Objectives: We aimed to explore predictors of sustained transitions (those that are maintained for an extra follow-up) between robustness and prefrailty in both directions.
Design: Longitudinal population-based cohort.
Setting and participants: Community-dwelling Spaniards 65 years or older from the Toledo Study of Healthy Ageing.
Methods: The Fried's frailty phenotype was measured over 3 waves (2006-2009, 2011-2013, and 2014-2017). Multiple logistic regressions compared individuals following the pattern robust-prefrail-prefrail with those who remained robust across waves, and those following the pattern prefrail-robust-robust with those who remained prefrail, for sociodemographic, clinical, life-habits, dependency for activities of daily living, upper and lower extremities' strength variables. The Fried's items of those who remained prefrail and those who became robust were compared.
Results: Mean age was 72.3 years (95% CI: 71.8-72.8) and 57.9% (52.7%-63.0%) were women.
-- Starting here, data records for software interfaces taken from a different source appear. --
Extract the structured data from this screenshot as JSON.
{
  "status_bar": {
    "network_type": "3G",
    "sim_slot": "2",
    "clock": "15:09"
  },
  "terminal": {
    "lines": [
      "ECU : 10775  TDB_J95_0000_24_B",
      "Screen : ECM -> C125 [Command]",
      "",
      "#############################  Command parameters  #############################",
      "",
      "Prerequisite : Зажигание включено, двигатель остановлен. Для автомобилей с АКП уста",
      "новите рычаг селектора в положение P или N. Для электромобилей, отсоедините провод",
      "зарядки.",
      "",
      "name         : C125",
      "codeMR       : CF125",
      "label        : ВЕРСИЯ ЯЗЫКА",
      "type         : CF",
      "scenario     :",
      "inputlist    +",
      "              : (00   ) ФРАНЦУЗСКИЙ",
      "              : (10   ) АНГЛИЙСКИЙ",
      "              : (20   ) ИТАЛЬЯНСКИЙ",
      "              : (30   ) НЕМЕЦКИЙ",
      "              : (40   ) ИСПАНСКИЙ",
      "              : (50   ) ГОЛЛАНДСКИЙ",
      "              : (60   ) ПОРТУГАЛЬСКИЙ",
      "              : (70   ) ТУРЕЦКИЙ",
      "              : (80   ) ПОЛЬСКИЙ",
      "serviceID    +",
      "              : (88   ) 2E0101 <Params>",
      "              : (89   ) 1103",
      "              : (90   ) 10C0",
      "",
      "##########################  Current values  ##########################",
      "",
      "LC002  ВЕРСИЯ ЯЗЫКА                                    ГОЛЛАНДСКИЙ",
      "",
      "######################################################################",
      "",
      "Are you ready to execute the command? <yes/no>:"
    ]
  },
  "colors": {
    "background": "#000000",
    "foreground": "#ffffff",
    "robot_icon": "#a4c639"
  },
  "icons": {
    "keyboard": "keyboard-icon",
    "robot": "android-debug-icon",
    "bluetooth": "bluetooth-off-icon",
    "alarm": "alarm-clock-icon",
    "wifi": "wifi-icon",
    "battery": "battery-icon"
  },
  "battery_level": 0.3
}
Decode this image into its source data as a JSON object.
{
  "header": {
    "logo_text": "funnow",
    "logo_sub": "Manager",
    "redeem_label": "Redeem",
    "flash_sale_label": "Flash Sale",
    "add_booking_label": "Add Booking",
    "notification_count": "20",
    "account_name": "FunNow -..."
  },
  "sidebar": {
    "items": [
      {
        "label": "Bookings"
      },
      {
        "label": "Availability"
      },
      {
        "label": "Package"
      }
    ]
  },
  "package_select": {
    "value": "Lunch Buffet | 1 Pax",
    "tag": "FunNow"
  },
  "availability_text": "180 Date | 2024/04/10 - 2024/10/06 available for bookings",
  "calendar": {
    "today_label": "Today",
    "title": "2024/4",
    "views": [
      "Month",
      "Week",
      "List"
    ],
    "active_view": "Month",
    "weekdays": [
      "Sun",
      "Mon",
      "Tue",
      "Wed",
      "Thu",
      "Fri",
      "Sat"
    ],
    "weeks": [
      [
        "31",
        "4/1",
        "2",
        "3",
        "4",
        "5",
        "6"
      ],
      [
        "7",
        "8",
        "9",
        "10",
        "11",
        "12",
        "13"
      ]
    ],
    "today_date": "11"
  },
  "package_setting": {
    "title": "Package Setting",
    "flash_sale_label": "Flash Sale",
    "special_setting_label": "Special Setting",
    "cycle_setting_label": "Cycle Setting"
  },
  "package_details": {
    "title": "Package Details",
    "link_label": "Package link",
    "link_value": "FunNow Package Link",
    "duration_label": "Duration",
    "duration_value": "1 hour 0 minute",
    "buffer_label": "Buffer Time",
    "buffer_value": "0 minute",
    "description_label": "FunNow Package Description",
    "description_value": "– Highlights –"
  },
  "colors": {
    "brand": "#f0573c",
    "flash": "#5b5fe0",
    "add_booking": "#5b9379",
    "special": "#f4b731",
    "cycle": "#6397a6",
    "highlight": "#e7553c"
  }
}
After multivariate adjustment, predictors (apart from age) of the sustained transition robustness-prefrailty were as follows: number of drugs taken (odds ratio: 1.37; 95% CI: 1.14-1.65), not declaring the amount of alcohol consumed (8.32; 1.78-38.88), and grip strength (0.92 per kg; 0.86-0.99). Predictors of the sustained transition prefrailty-robustness were as follows: drinking alcohol (0.2; 0.05-0.83), uricemia (0.67; 0.49-0.93), number of chair stands in 30 seconds (1.14; 1.01-1.28), and grip strength (1.12; 1.05-1.2). Low grip strength was associated with a lower probability of regaining robustness.
Conclusions and implications: Prediction of sustained transitions between the first stages of frailty development can be achieved with a reduced number of variables and noting whether the Fried's item leading to a diagnosis of prefrailty is low grip strength. Our results suggest the need to intensify interventions on deprescription, quitting alcohol, and strengthening of upper and lower limbs.
Keywords: Frailty; cohort; predictors; trajectories; transitions.
Copyright © 2022 AMDA – The Society for Post-Acute and Long-Term Care Medicine. Published by Elsevier Inc. All rights reserved.